_Directions for this task_:
Return only the lines from the one that contains "Output a JSON" through the last line of the records below, exactly as they stand. Pictures are not part of the copy.

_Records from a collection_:
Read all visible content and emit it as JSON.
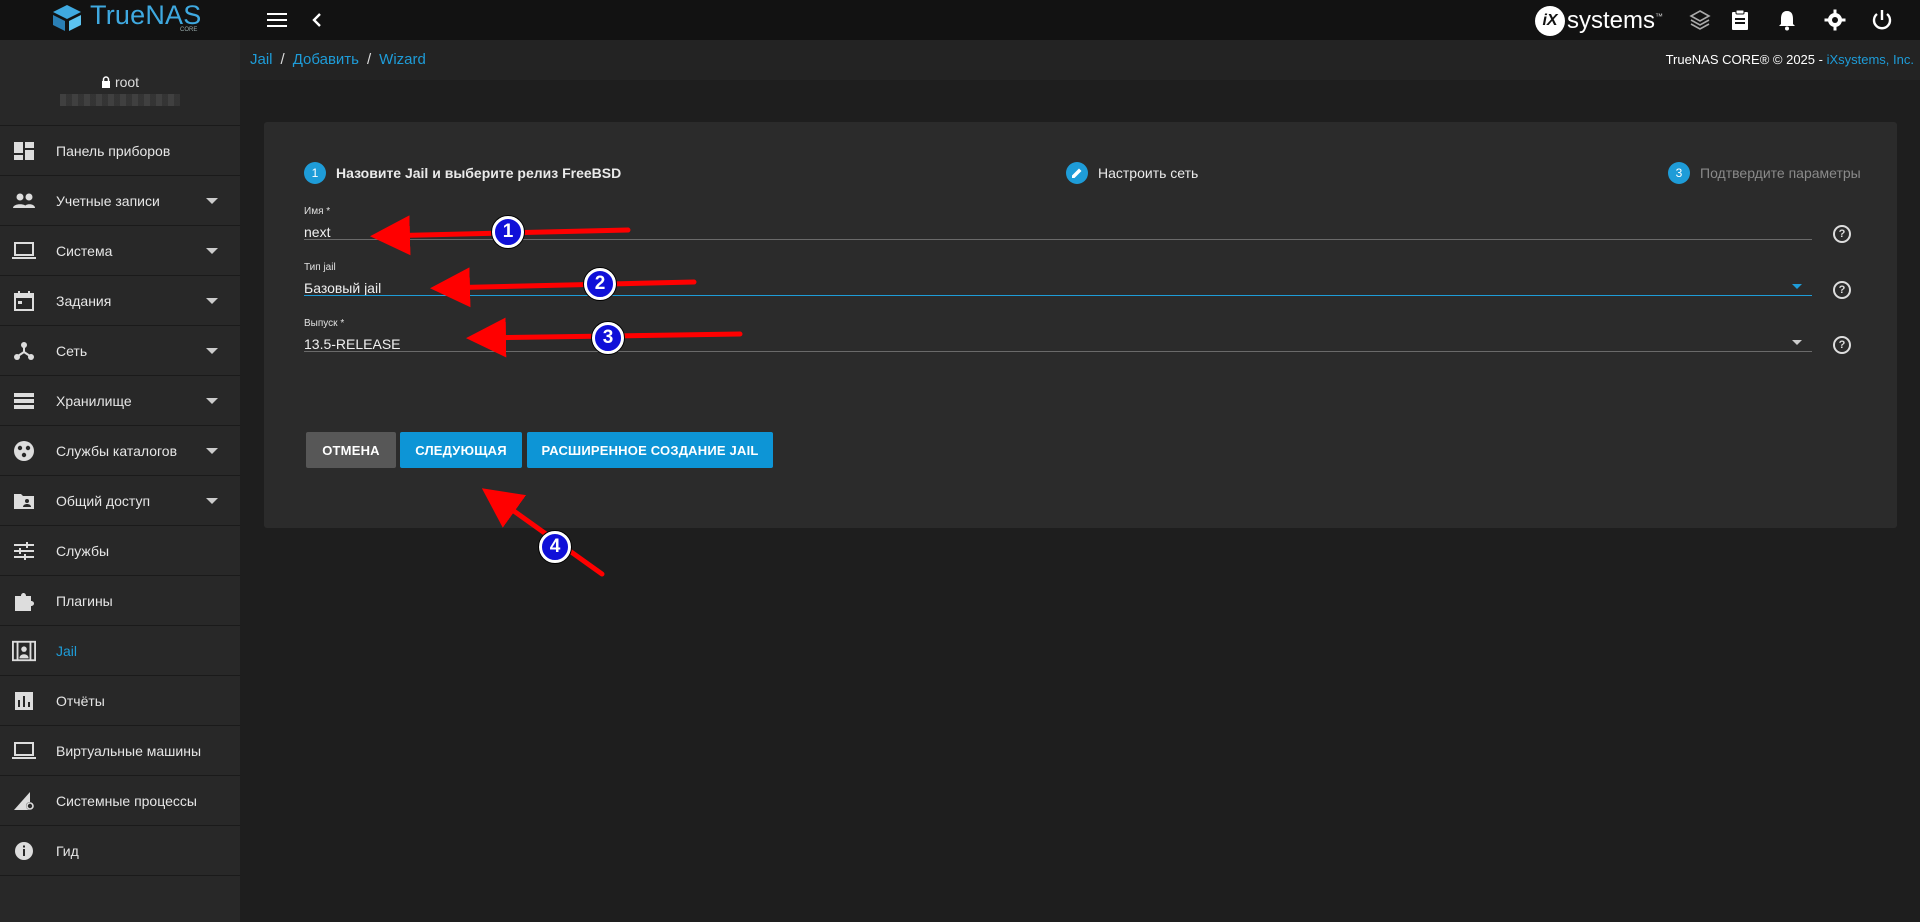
{
  "brand": {
    "name": "TrueNAS",
    "sub": "CORE",
    "vendor": "systems",
    "vendor_mark": "iX",
    "vendor_tm": "™"
  },
  "topbar": {
    "icons": [
      "menu-icon",
      "chevron-left-icon",
      "truecommand-icon",
      "clipboard-icon",
      "bell-icon",
      "gear-icon",
      "power-icon"
    ]
  },
  "user": {
    "name": "root"
  },
  "sidebar": {
    "items": [
      {
        "label": "Панель приборов",
        "icon": "dashboard-icon",
        "expandable": false
      },
      {
        "label": "Учетные записи",
        "icon": "accounts-icon",
        "expandable": true
      },
      {
        "label": "Система",
        "icon": "laptop-icon",
        "expandable": true
      },
      {
        "label": "Задания",
        "icon": "calendar-icon",
        "expandable": true
      },
      {
        "label": "Сеть",
        "icon": "network-icon",
        "expandable": true
      },
      {
        "label": "Хранилище",
        "icon": "storage-icon",
        "expandable": true
      },
      {
        "label": "Службы каталогов",
        "icon": "directory-icon",
        "expandable": true
      },
      {
        "label": "Общий доступ",
        "icon": "share-folder-icon",
        "expandable": true
      },
      {
        "label": "Службы",
        "icon": "tune-icon",
        "expandable": false
      },
      {
        "label": "Плагины",
        "icon": "puzzle-icon",
        "expandable": false
      },
      {
        "label": "Jail",
        "icon": "jail-icon",
        "expandable": false,
        "active": true
      },
      {
        "label": "Отчёты",
        "icon": "chart-icon",
        "expandable": false
      },
      {
        "label": "Виртуальные машины",
        "icon": "laptop-icon",
        "expandable": false
      },
      {
        "label": "Системные процессы",
        "icon": "processes-icon",
        "expandable": false
      },
      {
        "label": "Гид",
        "icon": "info-icon",
        "expandable": false
      }
    ]
  },
  "breadcrumb": {
    "items": [
      "Jail",
      "Добавить",
      "Wizard"
    ],
    "sep": "/"
  },
  "copyright": {
    "text": "TrueNAS CORE® © 2025 - ",
    "link": "iXsystems, Inc."
  },
  "stepper": {
    "steps": [
      {
        "num": "1",
        "label": "Назовите Jail и выберите релиз FreeBSD"
      },
      {
        "num": "",
        "label": "Настроить сеть"
      },
      {
        "num": "3",
        "label": "Подтвердите параметры"
      }
    ]
  },
  "form": {
    "name": {
      "label": "Имя *",
      "value": "next"
    },
    "jail_type": {
      "label": "Тип jail",
      "value": "Базовый jail"
    },
    "release": {
      "label": "Выпуск *",
      "value": "13.5-RELEASE"
    },
    "help_glyph": "?"
  },
  "buttons": {
    "cancel": "ОТМЕНА",
    "next": "СЛЕДУЮЩАЯ",
    "advanced": "РАСШИРЕННОЕ СОЗДАНИЕ JAIL"
  },
  "annotations": {
    "badges": [
      "1",
      "2",
      "3",
      "4"
    ],
    "arrow_color": "#ff0000",
    "badge_color": "#1010d8"
  },
  "colors": {
    "accent": "#1e9cd8",
    "topbar": "#121212",
    "sidebar": "#282828",
    "card": "#2b2b2b"
  }
}
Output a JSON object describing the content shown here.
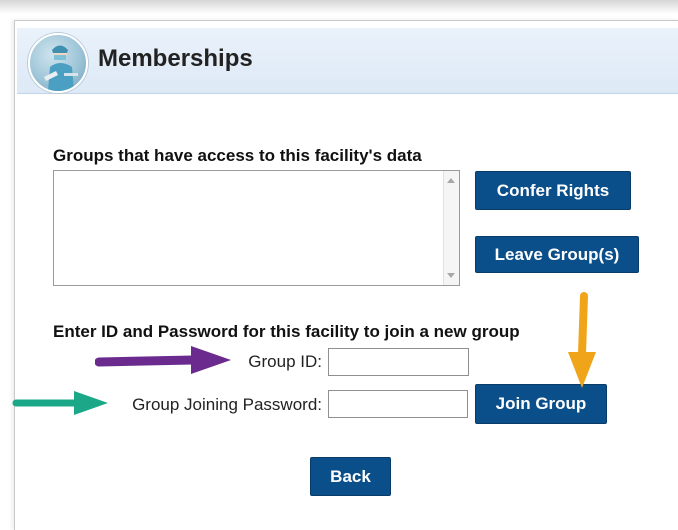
{
  "header": {
    "title": "Memberships",
    "avatar_icon": "nurse-avatar-icon"
  },
  "groups": {
    "list_label": "Groups that have access to this facility's data",
    "items": [],
    "confer_rights_label": "Confer Rights",
    "leave_groups_label": "Leave Group(s)"
  },
  "join": {
    "instruction": "Enter ID and Password for this facility to join a new group",
    "group_id_label": "Group ID:",
    "group_id_value": "",
    "password_label": "Group Joining Password:",
    "password_value": "",
    "join_button_label": "Join Group"
  },
  "back_label": "Back",
  "annotations": {
    "purple_arrow_color": "#6a2a8e",
    "teal_arrow_color": "#1aa889",
    "orange_arrow_color": "#f0a41a"
  },
  "colors": {
    "button_bg": "#0b4f8a",
    "header_bg": "#e4eef9"
  }
}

_Response box_:
Output a JSON object describing the content shown here.
{
  "header": {
    "title": "Memberships",
    "avatar_icon": "nurse-avatar-icon"
  },
  "groups": {
    "list_label": "Groups that have access to this facility's data",
    "items": [],
    "confer_rights_label": "Confer Rights",
    "leave_groups_label": "Leave Group(s)"
  },
  "join": {
    "instruction": "Enter ID and Password for this facility to join a new group",
    "group_id_label": "Group ID:",
    "group_id_value": "",
    "password_label": "Group Joining Password:",
    "password_value": "",
    "join_button_label": "Join Group"
  },
  "back_label": "Back",
  "annotations": {
    "purple_arrow_color": "#6a2a8e",
    "teal_arrow_color": "#1aa889",
    "orange_arrow_color": "#f0a41a"
  },
  "colors": {
    "button_bg": "#0b4f8a",
    "header_bg": "#e4eef9"
  }
}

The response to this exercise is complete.